To avoid this, BI gives users access to external data, to allow Managers to generate their reports as and when they need it. This may include unstructured data from several sources, such as email or social media. There must be a mechanism in place to source this external data and compile it virtually to allow easy access and thorough analysis. Through effective and efficient report generation, Managers will see greater value of BI.
2. Easy-to-use and improved support for data analysis
One of the key elements of BI that can encourage increased usage by Managers is its interface. It is not uncommon for Managers to lack the technological skills to manage complex tools, making them wary of using the tools and hence, not enjoying the full benefit of the tool.
Therefore it is crucial for BI to have a straightforward layout, an intuitive interface and easy to use functions. Simplicity and ease of use will support unfamiliar users in using the tool, not intimidate them. Complex analytics or intricate reporting should be simplified or equipped with additional support. Simplicity will speed up reporting and analytics, increase efficiency and empower managers to deliver real insight from their data.
3. Fast-to-deploy and easy-to-manage
Speed of reporting and access is also a key concern for BI users. Delays in data procurement or compilation reduce the quality and accuracy of the report, sometimes making it redundant by the time it reaches senior management. Ultimately, the BI in use isn’t effective in delivering accurate insight or improving decision-making.
To ensure reporting effectiveness, a BI tool should be quick and scalable - from simple to complex analytical workloads and high data volumes. It may be deployed in a number of different ways, such as SaaS, cloud offerings or analytics DBMSs. Speed in reporting and analytics increases effectivness and efficiency by encouraging faster decision-making.
4. Easy-to-consume results
The presentation of reports is perhaps the most important component of BI, for users must be able to understand a report to be able to draw insight from it. Without a clear representation of the data set, a Manager may come to the wrong conclusion and/or recommend a course of action that adversely impacts the business.

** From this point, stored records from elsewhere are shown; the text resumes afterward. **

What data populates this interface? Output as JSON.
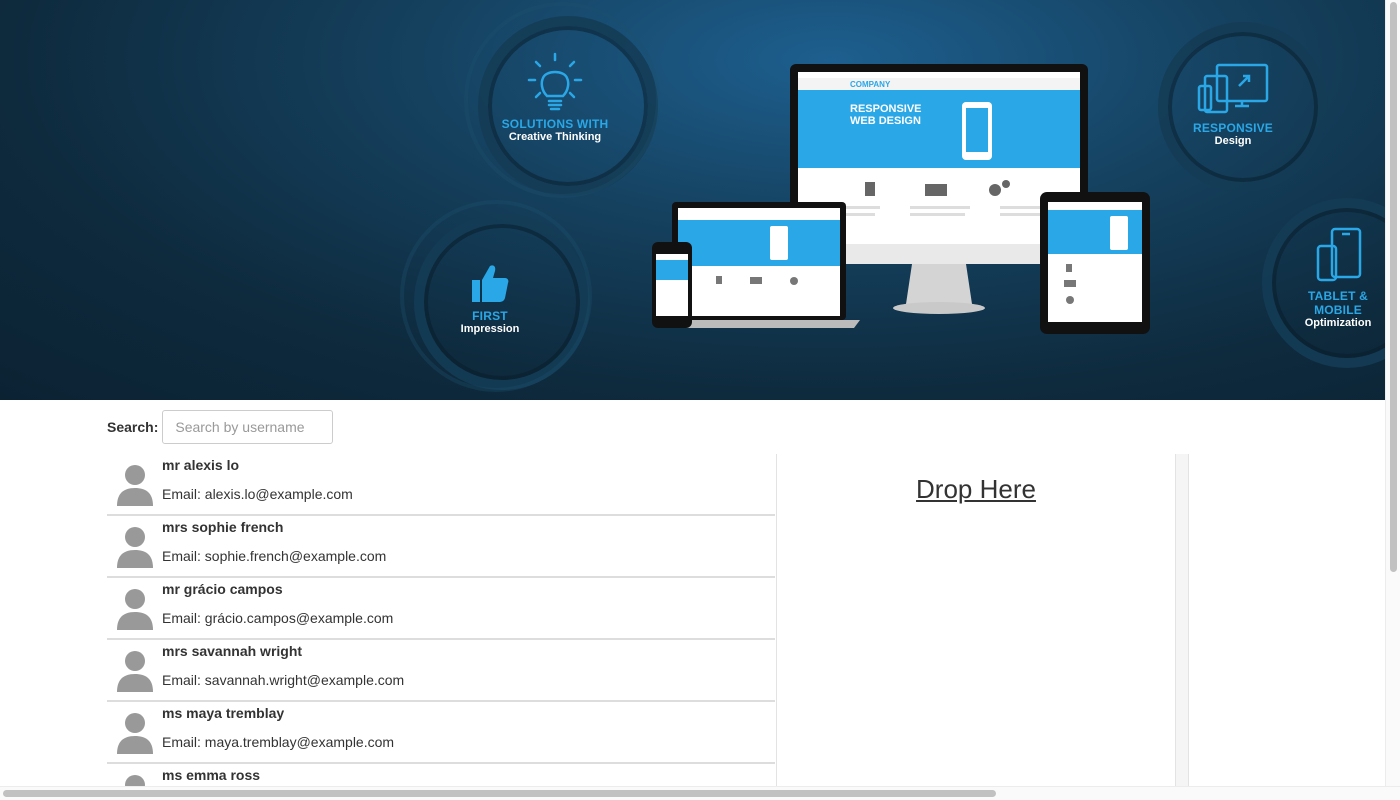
{
  "banner": {
    "features": [
      {
        "line1": "SOLUTIONS WITH",
        "line2": "Creative Thinking",
        "icon": "lightbulb-icon"
      },
      {
        "line1": "FIRST",
        "line2": "Impression",
        "icon": "thumbs-up-icon"
      },
      {
        "line1": "RESPONSIVE",
        "line2": "Design",
        "icon": "responsive-devices-icon"
      },
      {
        "line1": "TABLET & MOBILE",
        "line2": "Optimization",
        "icon": "tablet-mobile-icon"
      }
    ],
    "mockup": {
      "brand": "COMPANY",
      "headline1": "RESPONSIVE",
      "headline2": "WEB DESIGN"
    }
  },
  "search": {
    "label": "Search:",
    "placeholder": "Search by username"
  },
  "users": [
    {
      "name": "mr alexis lo",
      "email": "Email: alexis.lo@example.com"
    },
    {
      "name": "mrs sophie french",
      "email": "Email: sophie.french@example.com"
    },
    {
      "name": "mr grácio campos",
      "email": "Email: grácio.campos@example.com"
    },
    {
      "name": "mrs savannah wright",
      "email": "Email: savannah.wright@example.com"
    },
    {
      "name": "ms maya tremblay",
      "email": "Email: maya.tremblay@example.com"
    },
    {
      "name": "ms emma ross",
      "email": ""
    }
  ],
  "dropzone": {
    "title": "Drop Here"
  },
  "colors": {
    "accent": "#2aa7e6",
    "banner_dark": "#0e2a3d"
  }
}
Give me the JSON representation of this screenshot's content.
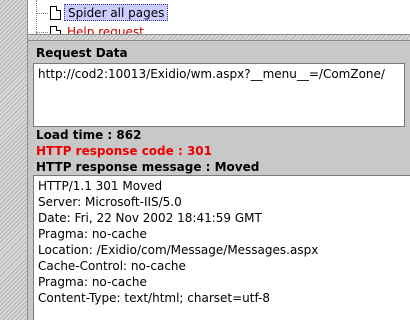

BI tools are equipped with data visualisation / presentation mechanisms and may integrate with external viewing applications, to let Managers view the report the way they want. They typically come with a customisable dashboard and configurable functionality to ensure users see the information they need in the way they need it. Automation or scheduled reporting is also a common feature. Through this, managers have the capability to clearly process their data and draw accurate insight to make better-informed decisions.
These features enable self-service BI and help managers get more control over their data and achieve more from reporting and analytics. This way, managers are empowered to harness their data further to improve decision-making in a strategic manner.